Liam Stevenson explains how he got into politics four years ago through the Yes campaign, and how it led to a life-changing experience through the TIE campaign for inclusive education in schools post-referendum, which has won the support of the Scottish Parliament and been internationally acclaimed
IN April 2014 at 36 years of age, with no political background or previous interest, my life was about to change.
The Scottish independence referendum and specifically the Yes Movement was about to hit me, and hit me hard. I was inspired by the ability to defeat a system that seemed like it was hell bent on perpetrating inequality rather than nation building, but it very quickly became clear that nation building was the first step in eradicating the inequality which I see everywhere. Nationalism has never been a driver of mine: the mindset that “oor wee bit of dirt, is better than your wee bit of dirt” has never been my style.
I started organising, speaking at and chairing Yes meetings in my home town. Each and every one of these meetings had a bucket on the door for the local food bank, as my feeling was that as we tried to promote a better future, we had to be proactive in making a better now.
Following the result of this referendum I decided that I would not revert to my previous existence – that would be a waste. There were still issues that could be highlighted in order to make things better for so many people, and buoyed with a new found confidence – I would stay engaged.
Shortly after the referendum, I made a new friend: Jordan Daly. He is a young man, much younger than me, but our politics were the same; we enjoyed many of the same things – and he happens to be gay. This was another new experience for me, as I had never had any friends from the LGBT community previously. When I learned of the horrific experiences that my new friend had while at school, purely due to his sexuality, I immediately thought of my then three year old child and I decided that prejudice-based bullying and intolerance could never be her future.

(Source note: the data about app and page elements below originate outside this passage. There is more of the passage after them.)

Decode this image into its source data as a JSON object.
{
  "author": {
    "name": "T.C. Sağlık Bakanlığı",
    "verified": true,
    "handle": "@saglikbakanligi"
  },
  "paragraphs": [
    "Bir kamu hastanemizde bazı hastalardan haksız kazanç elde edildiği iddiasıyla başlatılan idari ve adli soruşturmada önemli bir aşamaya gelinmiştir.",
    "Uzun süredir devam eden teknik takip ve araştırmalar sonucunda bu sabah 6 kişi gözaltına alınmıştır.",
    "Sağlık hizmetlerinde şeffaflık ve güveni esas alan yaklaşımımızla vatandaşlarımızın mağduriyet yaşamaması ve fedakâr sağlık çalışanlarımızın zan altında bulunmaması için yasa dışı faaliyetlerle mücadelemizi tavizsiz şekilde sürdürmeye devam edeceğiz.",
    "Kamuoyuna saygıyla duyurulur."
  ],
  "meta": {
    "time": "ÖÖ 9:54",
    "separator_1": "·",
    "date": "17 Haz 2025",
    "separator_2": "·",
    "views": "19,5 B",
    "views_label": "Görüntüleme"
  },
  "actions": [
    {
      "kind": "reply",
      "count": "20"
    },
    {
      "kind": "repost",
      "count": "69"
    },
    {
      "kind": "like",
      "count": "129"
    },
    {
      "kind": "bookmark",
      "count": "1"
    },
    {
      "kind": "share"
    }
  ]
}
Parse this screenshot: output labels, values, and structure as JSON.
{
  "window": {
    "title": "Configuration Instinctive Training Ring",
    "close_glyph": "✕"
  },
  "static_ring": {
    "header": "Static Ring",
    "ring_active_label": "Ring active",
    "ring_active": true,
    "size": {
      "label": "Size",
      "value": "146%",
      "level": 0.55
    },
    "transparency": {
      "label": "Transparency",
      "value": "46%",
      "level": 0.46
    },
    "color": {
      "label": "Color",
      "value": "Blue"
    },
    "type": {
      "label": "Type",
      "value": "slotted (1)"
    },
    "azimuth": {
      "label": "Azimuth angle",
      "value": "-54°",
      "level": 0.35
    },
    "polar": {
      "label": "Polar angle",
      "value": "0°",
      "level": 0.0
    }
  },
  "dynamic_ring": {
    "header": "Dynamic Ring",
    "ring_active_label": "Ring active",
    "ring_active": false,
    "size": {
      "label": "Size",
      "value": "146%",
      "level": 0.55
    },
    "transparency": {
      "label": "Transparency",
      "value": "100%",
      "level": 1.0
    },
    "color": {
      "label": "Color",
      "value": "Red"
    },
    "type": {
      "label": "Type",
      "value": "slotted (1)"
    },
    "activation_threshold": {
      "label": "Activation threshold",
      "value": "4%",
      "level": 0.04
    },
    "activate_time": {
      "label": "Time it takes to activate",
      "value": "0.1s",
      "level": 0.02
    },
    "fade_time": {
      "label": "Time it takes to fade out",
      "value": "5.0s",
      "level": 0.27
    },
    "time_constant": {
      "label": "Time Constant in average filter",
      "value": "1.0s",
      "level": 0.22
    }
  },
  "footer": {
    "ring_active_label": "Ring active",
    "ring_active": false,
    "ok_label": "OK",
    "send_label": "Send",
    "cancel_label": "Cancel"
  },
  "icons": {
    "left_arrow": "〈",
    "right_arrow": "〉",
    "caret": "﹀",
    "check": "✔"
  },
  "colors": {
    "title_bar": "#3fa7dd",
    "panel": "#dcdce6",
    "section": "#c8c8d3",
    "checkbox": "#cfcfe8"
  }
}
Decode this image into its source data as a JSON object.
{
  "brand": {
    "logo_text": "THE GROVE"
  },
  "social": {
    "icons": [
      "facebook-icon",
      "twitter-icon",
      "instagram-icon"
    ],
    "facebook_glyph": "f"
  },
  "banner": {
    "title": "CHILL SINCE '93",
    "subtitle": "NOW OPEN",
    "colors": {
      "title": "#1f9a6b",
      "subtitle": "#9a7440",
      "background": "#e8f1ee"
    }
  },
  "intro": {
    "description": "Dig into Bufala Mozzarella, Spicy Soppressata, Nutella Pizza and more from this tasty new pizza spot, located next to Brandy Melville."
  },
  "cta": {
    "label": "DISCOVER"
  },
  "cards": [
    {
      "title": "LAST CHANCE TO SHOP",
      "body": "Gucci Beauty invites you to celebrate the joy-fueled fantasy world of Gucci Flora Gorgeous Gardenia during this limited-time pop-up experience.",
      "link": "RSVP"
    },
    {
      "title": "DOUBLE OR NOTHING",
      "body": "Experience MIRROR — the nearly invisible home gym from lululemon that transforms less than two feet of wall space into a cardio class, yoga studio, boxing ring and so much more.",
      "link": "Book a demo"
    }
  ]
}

Following conversations about what it is like to grow up LGBT in Scotland, we launched the Time for Inclusive Education (TIE) campaign in 2015. We believe that, with LGBT-inclusive education, we can address, remedy and rectify the prejudice-based bullying that many LGBT youth continue to face across Scotland on a daily basis. For example, when I learned about the history of the LGBT community and the ongoing movement for equality, I was shocked that this was not being discussed or taught in our schools – especially when this could inspire many young LGBT people to be proud of their identity, their history and their culture.
For almost three years we have been campaigning, lobbying and amassing widespread support for our cause: with endorsements from the STUC to the National Parent Forum of Scotland, and many organisations in between, we have raised this issue to national prominence. In 2017, the Scottish Parliament became the first in the world to support LGBT inclusive education in all state schools, after a majority of MSPs supported our proposals – giving us a strong mandate to advance.
Now we are working with the Scottish Government to implement our proposals and create a culture change across the country. However, aside from campaigning, we have been proactive: we have identified a problem and attempted to come up with solutions in the interim until the Scottish Government implements our calls. That is why we work directly with schools, delivering free of charge LGBT awareness assemblies and teacher training amongst many other services – and all in our spare time.
READ MORE: Reasons to be cheerful: Why we should be more positive about the successes of grassroots Yes
This year, we were invited to Purdue University in the United States to discuss our campaign. They see the work that we have been doing here in Scotland as being groundbreaking and world-leading, but not only that: our message as grassroots campaigners, where two friends have taken on a big issue and are trying to change society, deeply resonated with the academics. They were keen for us to deliver that message, as American students needed some hope in the wake of the Trump presidency. Now, we are engaging in international research where we will be working closely with academics and students from Purdue over the coming years.
TIE, it’s message and the work that we have been doing, reflects my reasoning for becoming involved in the Scottish independence referendum. Our campaign grew from that referendum and it is a continuation of the spark which ignited a fire in me. I viewed Scottish independence as an opportunity to achieve equality and social justice – and it has always been my view that if independence is not a vehicle for social transformation and if we are not the drivers… then what would be the point?
Pictures courtesy of the Tie Campaign